What you should do: Take from the data every line in which the word "transaction" is found.
___
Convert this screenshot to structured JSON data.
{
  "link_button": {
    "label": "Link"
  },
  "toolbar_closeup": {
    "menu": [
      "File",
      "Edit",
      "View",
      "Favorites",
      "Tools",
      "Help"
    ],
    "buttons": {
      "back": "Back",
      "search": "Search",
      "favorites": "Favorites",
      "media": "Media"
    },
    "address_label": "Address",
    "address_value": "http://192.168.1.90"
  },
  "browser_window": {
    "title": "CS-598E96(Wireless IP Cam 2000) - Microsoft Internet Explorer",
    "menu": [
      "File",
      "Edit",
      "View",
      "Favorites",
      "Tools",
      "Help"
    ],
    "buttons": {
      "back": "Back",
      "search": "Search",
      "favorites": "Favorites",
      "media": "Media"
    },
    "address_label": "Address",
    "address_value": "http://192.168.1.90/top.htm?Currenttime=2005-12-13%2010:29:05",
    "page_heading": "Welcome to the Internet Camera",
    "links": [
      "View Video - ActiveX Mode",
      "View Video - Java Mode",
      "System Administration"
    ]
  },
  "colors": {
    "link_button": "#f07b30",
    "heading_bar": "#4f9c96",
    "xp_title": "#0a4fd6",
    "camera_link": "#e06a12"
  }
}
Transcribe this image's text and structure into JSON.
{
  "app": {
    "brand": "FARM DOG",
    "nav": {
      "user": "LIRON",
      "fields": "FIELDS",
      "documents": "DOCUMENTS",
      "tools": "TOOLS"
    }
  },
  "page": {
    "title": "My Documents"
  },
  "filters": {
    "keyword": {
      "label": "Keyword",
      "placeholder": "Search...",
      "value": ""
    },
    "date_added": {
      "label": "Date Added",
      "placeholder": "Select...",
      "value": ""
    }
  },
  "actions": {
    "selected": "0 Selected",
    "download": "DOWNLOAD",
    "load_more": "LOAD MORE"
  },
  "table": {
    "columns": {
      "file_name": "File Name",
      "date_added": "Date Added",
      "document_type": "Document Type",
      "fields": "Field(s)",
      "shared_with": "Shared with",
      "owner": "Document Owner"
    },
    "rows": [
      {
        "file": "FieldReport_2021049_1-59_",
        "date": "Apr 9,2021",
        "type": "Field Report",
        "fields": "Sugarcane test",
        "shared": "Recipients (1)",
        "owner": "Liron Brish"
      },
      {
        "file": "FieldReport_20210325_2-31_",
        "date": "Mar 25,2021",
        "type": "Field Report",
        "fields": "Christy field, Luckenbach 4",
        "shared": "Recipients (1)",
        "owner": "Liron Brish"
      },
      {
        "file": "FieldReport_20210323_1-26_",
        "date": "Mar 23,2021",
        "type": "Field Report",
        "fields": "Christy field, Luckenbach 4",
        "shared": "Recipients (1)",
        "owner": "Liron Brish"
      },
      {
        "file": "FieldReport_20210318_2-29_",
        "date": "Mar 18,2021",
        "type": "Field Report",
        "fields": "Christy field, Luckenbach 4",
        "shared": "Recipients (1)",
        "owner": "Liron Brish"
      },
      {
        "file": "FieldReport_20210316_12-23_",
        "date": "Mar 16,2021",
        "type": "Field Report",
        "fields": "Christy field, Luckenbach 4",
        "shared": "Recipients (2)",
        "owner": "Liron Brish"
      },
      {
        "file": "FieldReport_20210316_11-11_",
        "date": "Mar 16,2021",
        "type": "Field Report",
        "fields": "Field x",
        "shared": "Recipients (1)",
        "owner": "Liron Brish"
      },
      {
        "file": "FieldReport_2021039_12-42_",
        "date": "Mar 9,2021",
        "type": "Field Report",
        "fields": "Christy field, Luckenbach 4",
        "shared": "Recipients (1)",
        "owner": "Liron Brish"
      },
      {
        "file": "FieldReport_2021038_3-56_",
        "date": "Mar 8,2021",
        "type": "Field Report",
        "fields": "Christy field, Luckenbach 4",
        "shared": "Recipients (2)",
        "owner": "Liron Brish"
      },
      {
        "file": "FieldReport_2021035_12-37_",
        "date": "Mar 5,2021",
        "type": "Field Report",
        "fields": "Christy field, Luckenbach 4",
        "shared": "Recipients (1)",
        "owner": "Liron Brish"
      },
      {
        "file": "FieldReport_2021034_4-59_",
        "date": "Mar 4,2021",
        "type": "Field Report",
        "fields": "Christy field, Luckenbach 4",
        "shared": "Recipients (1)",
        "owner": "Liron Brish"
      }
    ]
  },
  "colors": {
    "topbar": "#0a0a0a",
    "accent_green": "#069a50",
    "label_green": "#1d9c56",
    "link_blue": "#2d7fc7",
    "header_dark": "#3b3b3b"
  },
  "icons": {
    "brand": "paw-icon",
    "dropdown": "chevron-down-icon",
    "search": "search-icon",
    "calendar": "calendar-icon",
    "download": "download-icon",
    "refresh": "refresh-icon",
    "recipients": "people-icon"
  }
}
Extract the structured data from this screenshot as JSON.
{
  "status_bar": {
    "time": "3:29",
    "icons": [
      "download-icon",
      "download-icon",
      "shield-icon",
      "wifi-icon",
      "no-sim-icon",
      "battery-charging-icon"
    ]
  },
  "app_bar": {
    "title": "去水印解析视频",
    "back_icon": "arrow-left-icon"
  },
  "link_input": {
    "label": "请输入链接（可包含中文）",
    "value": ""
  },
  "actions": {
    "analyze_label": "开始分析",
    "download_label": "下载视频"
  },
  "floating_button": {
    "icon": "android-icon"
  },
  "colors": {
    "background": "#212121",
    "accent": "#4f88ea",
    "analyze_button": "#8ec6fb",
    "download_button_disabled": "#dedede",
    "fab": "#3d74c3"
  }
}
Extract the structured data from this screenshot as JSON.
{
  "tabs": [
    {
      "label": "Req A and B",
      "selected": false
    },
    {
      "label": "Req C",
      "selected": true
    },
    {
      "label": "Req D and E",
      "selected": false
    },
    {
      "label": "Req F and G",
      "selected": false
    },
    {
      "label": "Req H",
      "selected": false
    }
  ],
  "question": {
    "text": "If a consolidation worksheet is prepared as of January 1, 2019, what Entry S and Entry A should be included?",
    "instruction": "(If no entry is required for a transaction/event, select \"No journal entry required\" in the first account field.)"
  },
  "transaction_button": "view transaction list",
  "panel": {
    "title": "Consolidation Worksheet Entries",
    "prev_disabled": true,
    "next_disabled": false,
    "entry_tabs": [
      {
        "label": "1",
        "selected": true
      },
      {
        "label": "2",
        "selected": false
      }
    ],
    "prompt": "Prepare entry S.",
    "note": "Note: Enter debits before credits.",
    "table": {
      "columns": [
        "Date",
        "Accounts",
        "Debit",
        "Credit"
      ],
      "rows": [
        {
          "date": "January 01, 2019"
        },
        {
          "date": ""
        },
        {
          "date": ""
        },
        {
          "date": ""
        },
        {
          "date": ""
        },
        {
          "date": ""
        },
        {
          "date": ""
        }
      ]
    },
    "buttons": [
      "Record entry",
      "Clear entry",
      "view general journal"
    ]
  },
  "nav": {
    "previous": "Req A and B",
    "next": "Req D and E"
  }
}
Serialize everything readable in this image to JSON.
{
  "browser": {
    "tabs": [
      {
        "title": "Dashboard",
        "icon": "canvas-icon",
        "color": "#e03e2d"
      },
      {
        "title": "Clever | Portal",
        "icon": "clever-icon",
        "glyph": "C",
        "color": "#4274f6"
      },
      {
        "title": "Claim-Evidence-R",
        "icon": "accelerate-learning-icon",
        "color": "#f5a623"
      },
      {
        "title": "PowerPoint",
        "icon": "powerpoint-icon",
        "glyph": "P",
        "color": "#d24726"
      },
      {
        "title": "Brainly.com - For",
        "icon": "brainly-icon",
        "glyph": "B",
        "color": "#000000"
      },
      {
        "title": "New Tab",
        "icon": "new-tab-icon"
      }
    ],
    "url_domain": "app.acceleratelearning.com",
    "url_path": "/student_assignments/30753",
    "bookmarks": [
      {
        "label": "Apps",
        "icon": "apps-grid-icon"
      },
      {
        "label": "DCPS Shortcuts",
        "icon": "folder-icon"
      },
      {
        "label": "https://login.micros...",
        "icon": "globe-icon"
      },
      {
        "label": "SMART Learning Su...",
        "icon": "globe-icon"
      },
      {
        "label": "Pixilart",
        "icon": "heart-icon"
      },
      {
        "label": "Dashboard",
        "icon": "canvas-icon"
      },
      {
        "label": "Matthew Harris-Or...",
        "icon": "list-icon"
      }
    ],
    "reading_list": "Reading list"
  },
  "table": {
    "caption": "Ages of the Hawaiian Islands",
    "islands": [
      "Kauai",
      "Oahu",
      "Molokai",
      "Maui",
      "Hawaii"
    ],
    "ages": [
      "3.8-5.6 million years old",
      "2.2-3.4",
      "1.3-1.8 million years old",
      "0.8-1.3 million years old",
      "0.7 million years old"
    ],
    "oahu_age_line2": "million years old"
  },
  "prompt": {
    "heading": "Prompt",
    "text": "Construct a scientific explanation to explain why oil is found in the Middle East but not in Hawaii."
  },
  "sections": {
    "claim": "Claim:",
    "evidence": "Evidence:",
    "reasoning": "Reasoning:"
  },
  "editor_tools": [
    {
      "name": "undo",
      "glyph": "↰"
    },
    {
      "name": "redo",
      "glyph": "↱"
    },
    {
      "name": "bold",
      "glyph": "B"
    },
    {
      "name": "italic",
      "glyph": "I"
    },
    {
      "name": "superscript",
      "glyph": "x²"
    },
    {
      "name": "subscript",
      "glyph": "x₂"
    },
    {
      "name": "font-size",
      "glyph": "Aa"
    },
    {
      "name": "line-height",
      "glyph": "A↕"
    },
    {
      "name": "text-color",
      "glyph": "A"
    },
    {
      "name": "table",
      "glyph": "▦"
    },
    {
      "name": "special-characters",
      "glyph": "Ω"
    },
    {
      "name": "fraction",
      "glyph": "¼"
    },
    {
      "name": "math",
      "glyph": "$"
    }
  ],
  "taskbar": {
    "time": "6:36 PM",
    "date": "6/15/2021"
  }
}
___
Answer for this exercise:
    "instruction": "(If no entry is required for a transaction/event, select \"No journal entry required\" in the first account field.)"
  "transaction_button": "view transaction list",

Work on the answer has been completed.